**What needs to be done**
Bring together all lines from the listing below that contain the string "icon".

----

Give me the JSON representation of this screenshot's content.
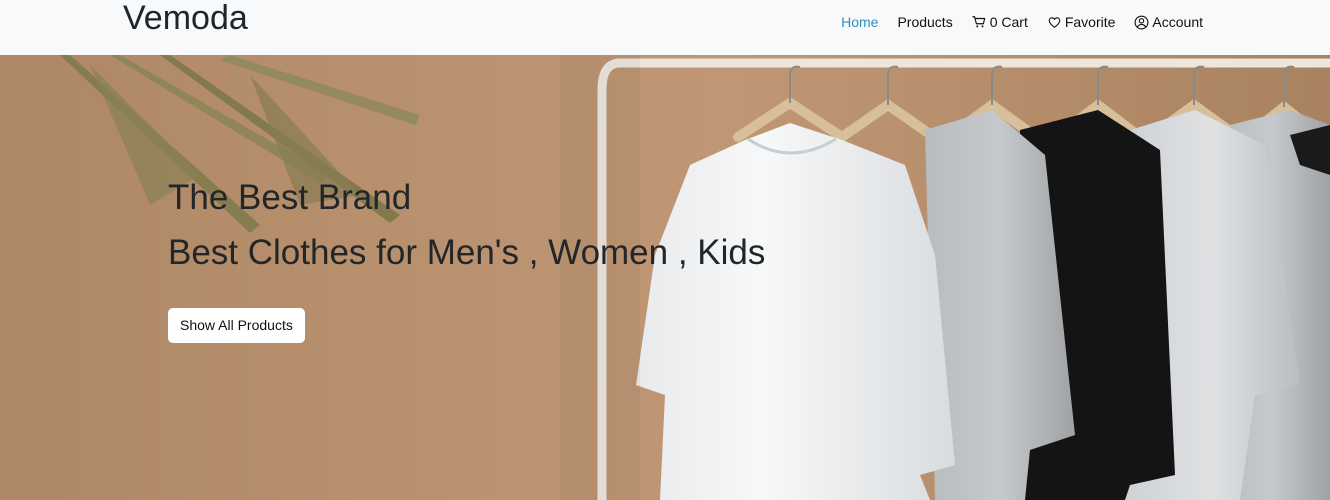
{
  "navbar": {
    "brand": "Vemoda",
    "links": [
      {
        "label": "Home",
        "icon": "",
        "active": true
      },
      {
        "label": "Products",
        "icon": "",
        "active": false
      },
      {
        "label": "0 Cart",
        "icon": "cart-icon",
        "active": false
      },
      {
        "label": "Favorite",
        "icon": "heart-icon",
        "active": false
      },
      {
        "label": "Account",
        "icon": "user-circle-icon",
        "active": false
      }
    ],
    "active_color": "#2f8bc2",
    "background": "#f8f9fa"
  },
  "hero": {
    "title": "The Best Brand",
    "subtitle": "Best Clothes for Men's , Women , Kids",
    "button_label": "Show All Products",
    "background_image": "t-shirts-on-hangers-rack"
  }
}
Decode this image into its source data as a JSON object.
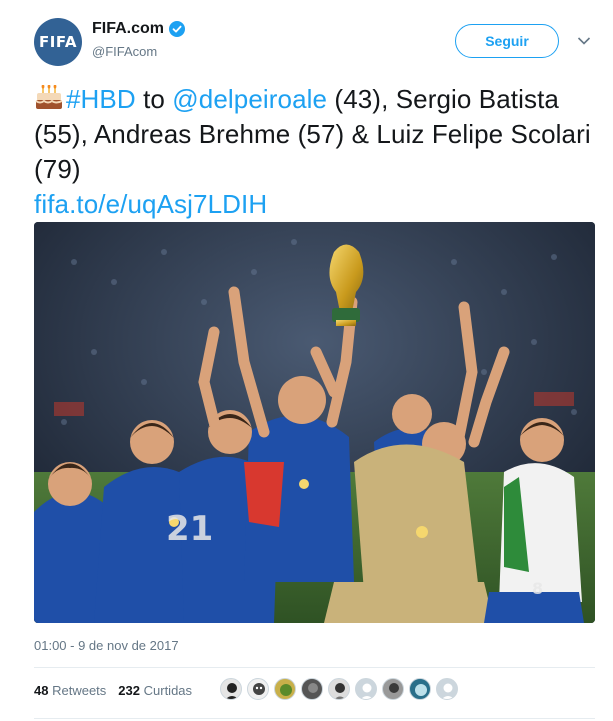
{
  "author": {
    "avatar_text": "FIFA",
    "display_name": "FIFA.com",
    "handle": "@FIFAcom",
    "verified": true
  },
  "follow_button_label": "Seguir",
  "tweet": {
    "emoji": "birthday-cake",
    "hashtag": "#HBD",
    "text_1": " to ",
    "mention": "@delpeiroale",
    "text_2": " (43), Sergio Batista (55), Andreas Brehme (57) & Luiz Felipe Scolari (79)",
    "link": "fifa.to/e/uqAsj7LDIH"
  },
  "photo_label": "Players celebrating with World Cup trophy",
  "timestamp": "01:00 - 9 de nov de 2017",
  "stats": {
    "retweets_count": "48",
    "retweets_label": "Retweets",
    "likes_count": "232",
    "likes_label": "Curtidas"
  },
  "colors": {
    "accent": "#1da1f2",
    "avatar_bg": "#326295",
    "secondary_text": "#657786"
  }
}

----

**Problem solution**
        "icon": "",
        "icon": "",
        "icon": "cart-icon",
        "icon": "heart-icon",
        "icon": "user-circle-icon",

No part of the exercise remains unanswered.